Support and performance improvement for primary health care workers in low- and middle-income countries: a scoping review of intervention design and methods

Health Policy and Planning
Volume 32 Issue 3 April 2017
http://heapol.oxfordjournals.org/content/current

Review
Support and performance improvement for primary health care workers in low- and middle-income countries: a scoping review of intervention design and methods
Ashwin Vasan; David C. Mabey; Simran Chaudhri; Helen-Ann Brown Epstein; Stephen D. Lawn
Abstract
Primary health care workers (HCWs) in low- and middle-income settings (LMIC) often work in challenging conditions in remote, rural areas, in isolation from the rest of the health system and particularly specialist care.

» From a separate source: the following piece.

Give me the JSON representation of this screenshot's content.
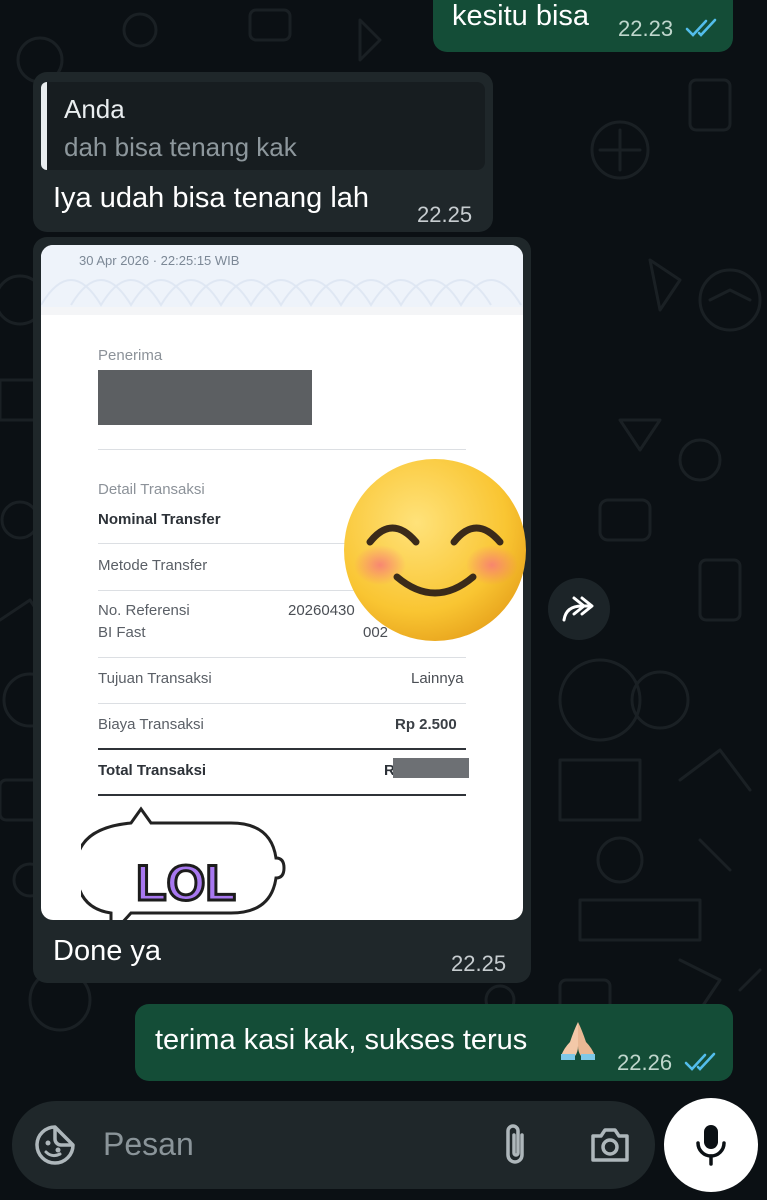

Much attention has been given to implementation of interventions to support quality and performance improvement for workers in such settings. However, little is known about the design of such initiatives and which approaches predominate, let alone those that are most effective. We aimed for a broad understanding of what distinguishes different approaches to primary HCW support and performance improvement and to clarify the existing evidence as well as gaps in evidence in order to inform decision-making and design of programs intended to support and improve the performance of health workers in these settings. We systematically searched the literature for articles addressing this topic, and undertook a comparative review to document the principal approaches to performance and quality improvement for primary HCWs in LMIC settings. We identified 40 eligible papers reporting on interventions that we categorized into five different approaches: (1) supervision and supportive supervision; (2) mentoring; (3) tools and aids; (4) quality improvement methods, and (5) coaching. The variety of study designs and quality/performance indicators precluded a formal quantitative data synthesis. The most extensive literature was on supervision, but there was little clarity on what defines the most effective approach to the supervision activities themselves, let alone the design and implementation of supervision programs. The mentoring literature was limited, and largely focused on clinical skills building and educational strategies. Further research on how best to incorporate mentorship into pre-service clinical training, while maintaining its function within the routine health system, is needed. There is insufficient evidence to draw conclusions about coaching in this setting, however a review of the corporate and the business school literature is warranted to identify transferrable approaches. A substantial literature exists on tools, but significant variation in approaches makes comparison challenging. We found examples of effective individual projects and designs in specific settings, but there was a lack of comparative research on tools across approaches or across settings, and no systematic analysis within specific approaches to provide evidence with clear generalizability. Future research should prioritize comparative intervention trials to establish clear global standards for performance and quality improvement initiatives. Such standards will be critical to creating and sustaining a well-functioning health workforce and for global initiatives such as universal health coverage.